Problem statement → An image-free reproduction of the data below is needed: print it exactly.

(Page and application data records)
——
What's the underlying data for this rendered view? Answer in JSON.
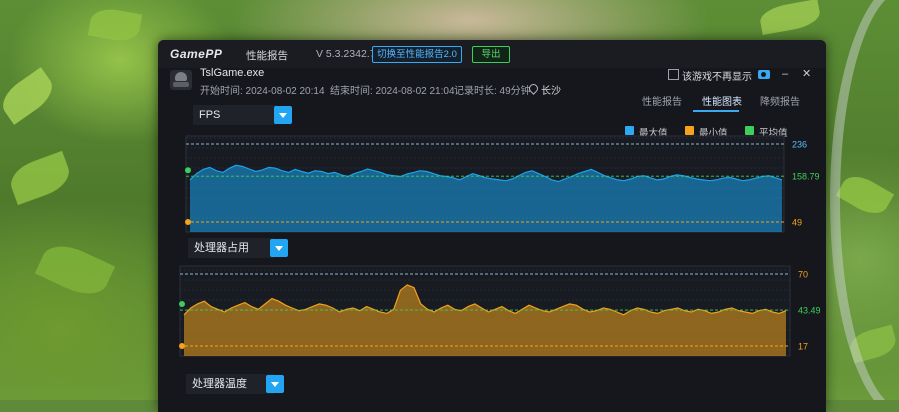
{
  "header": {
    "logo": "GamePP",
    "title": "性能报告",
    "version": "V 5.3.2342.719",
    "switch_button": "切换至性能报告2.0",
    "export_button": "导出",
    "hide_checkbox_label": "该游戏不再显示"
  },
  "session": {
    "exe": "TslGame.exe",
    "start": "开始时间: 2024-08-02 20:14",
    "end": "结束时间: 2024-08-02 21:04",
    "duration": "记录时长: 49分钟",
    "location": "长沙"
  },
  "tabs": [
    {
      "label": "性能报告",
      "active": false
    },
    {
      "label": "性能图表",
      "active": true
    },
    {
      "label": "降频报告",
      "active": false
    }
  ],
  "legend": [
    {
      "label": "最大值",
      "color": "#2ea8f2"
    },
    {
      "label": "最小值",
      "color": "#f5a31a"
    },
    {
      "label": "平均值",
      "color": "#3ecf5a"
    }
  ],
  "panels": [
    {
      "label": "FPS"
    },
    {
      "label": "处理器占用"
    },
    {
      "label": "处理器温度"
    }
  ],
  "colors": {
    "fps": "#1aa3ec",
    "cpu": "#f0a21c",
    "avg": "#3ecf5a",
    "accent": "#22a6f3"
  },
  "chart_data": [
    {
      "type": "area",
      "title": "FPS",
      "max": "236",
      "avg": "158.79",
      "min": "49",
      "ylim": [
        49,
        236
      ],
      "values": [
        150,
        165,
        175,
        180,
        172,
        168,
        178,
        185,
        182,
        176,
        170,
        174,
        180,
        178,
        172,
        168,
        175,
        170,
        166,
        172,
        170,
        165,
        168,
        162,
        158,
        165,
        170,
        176,
        172,
        168,
        162,
        160,
        158,
        164,
        168,
        172,
        170,
        165,
        160,
        158,
        155,
        150,
        158,
        165,
        160,
        155,
        152,
        150,
        148,
        152,
        160,
        168,
        172,
        165,
        158,
        150,
        146,
        152,
        158,
        165,
        170,
        175,
        168,
        160,
        155,
        150,
        148,
        152,
        158,
        160,
        155,
        150,
        152,
        158,
        162,
        160,
        156,
        152,
        150,
        148,
        150,
        154,
        156,
        152,
        148,
        150,
        154,
        158,
        160,
        155,
        150
      ]
    },
    {
      "type": "area",
      "title": "处理器占用",
      "max": "70",
      "avg": "43.49",
      "min": "17",
      "ylim": [
        17,
        70
      ],
      "values": [
        40,
        45,
        48,
        50,
        46,
        44,
        42,
        45,
        47,
        49,
        46,
        44,
        48,
        52,
        50,
        47,
        45,
        43,
        44,
        46,
        48,
        47,
        45,
        42,
        44,
        45,
        43,
        46,
        44,
        42,
        41,
        44,
        58,
        62,
        60,
        48,
        44,
        42,
        45,
        47,
        44,
        43,
        46,
        48,
        45,
        42,
        44,
        46,
        43,
        41,
        44,
        47,
        45,
        43,
        42,
        44,
        46,
        48,
        47,
        44,
        42,
        43,
        45,
        44,
        42,
        40,
        43,
        45,
        44,
        42,
        41,
        43,
        44,
        45,
        43,
        42,
        44,
        43,
        41,
        42,
        44,
        45,
        43,
        42,
        41,
        43,
        44,
        42,
        41,
        43
      ]
    }
  ]
}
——
Task response →
What's the underlying data for this rendered view? Answer in JSON.
{
  "header": {
    "logo": "GamePP",
    "title": "性能报告",
    "version": "V 5.3.2342.719",
    "switch_button": "切换至性能报告2.0",
    "export_button": "导出",
    "hide_checkbox_label": "该游戏不再显示"
  },
  "session": {
    "exe": "TslGame.exe",
    "start": "开始时间: 2024-08-02 20:14",
    "end": "结束时间: 2024-08-02 21:04",
    "duration": "记录时长: 49分钟",
    "location": "长沙"
  },
  "tabs": [
    {
      "label": "性能报告",
      "active": false
    },
    {
      "label": "性能图表",
      "active": true
    },
    {
      "label": "降频报告",
      "active": false
    }
  ],
  "legend": [
    {
      "label": "最大值",
      "color": "#2ea8f2"
    },
    {
      "label": "最小值",
      "color": "#f5a31a"
    },
    {
      "label": "平均值",
      "color": "#3ecf5a"
    }
  ],
  "panels": [
    {
      "label": "FPS"
    },
    {
      "label": "处理器占用"
    },
    {
      "label": "处理器温度"
    }
  ],
  "colors": {
    "fps": "#1aa3ec",
    "cpu": "#f0a21c",
    "avg": "#3ecf5a",
    "accent": "#22a6f3"
  },
  "chart_data": [
    {
      "type": "area",
      "title": "FPS",
      "max": "236",
      "avg": "158.79",
      "min": "49",
      "ylim": [
        49,
        236
      ],
      "values": [
        150,
        165,
        175,
        180,
        172,
        168,
        178,
        185,
        182,
        176,
        170,
        174,
        180,
        178,
        172,
        168,
        175,
        170,
        166,
        172,
        170,
        165,
        168,
        162,
        158,
        165,
        170,
        176,
        172,
        168,
        162,
        160,
        158,
        164,
        168,
        172,
        170,
        165,
        160,
        158,
        155,
        150,
        158,
        165,
        160,
        155,
        152,
        150,
        148,
        152,
        160,
        168,
        172,
        165,
        158,
        150,
        146,
        152,
        158,
        165,
        170,
        175,
        168,
        160,
        155,
        150,
        148,
        152,
        158,
        160,
        155,
        150,
        152,
        158,
        162,
        160,
        156,
        152,
        150,
        148,
        150,
        154,
        156,
        152,
        148,
        150,
        154,
        158,
        160,
        155,
        150
      ]
    },
    {
      "type": "area",
      "title": "处理器占用",
      "max": "70",
      "avg": "43.49",
      "min": "17",
      "ylim": [
        17,
        70
      ],
      "values": [
        40,
        45,
        48,
        50,
        46,
        44,
        42,
        45,
        47,
        49,
        46,
        44,
        48,
        52,
        50,
        47,
        45,
        43,
        44,
        46,
        48,
        47,
        45,
        42,
        44,
        45,
        43,
        46,
        44,
        42,
        41,
        44,
        58,
        62,
        60,
        48,
        44,
        42,
        45,
        47,
        44,
        43,
        46,
        48,
        45,
        42,
        44,
        46,
        43,
        41,
        44,
        47,
        45,
        43,
        42,
        44,
        46,
        48,
        47,
        44,
        42,
        43,
        45,
        44,
        42,
        40,
        43,
        45,
        44,
        42,
        41,
        43,
        44,
        45,
        43,
        42,
        44,
        43,
        41,
        42,
        44,
        45,
        43,
        42,
        41,
        43,
        44,
        42,
        41,
        43
      ]
    }
  ]
}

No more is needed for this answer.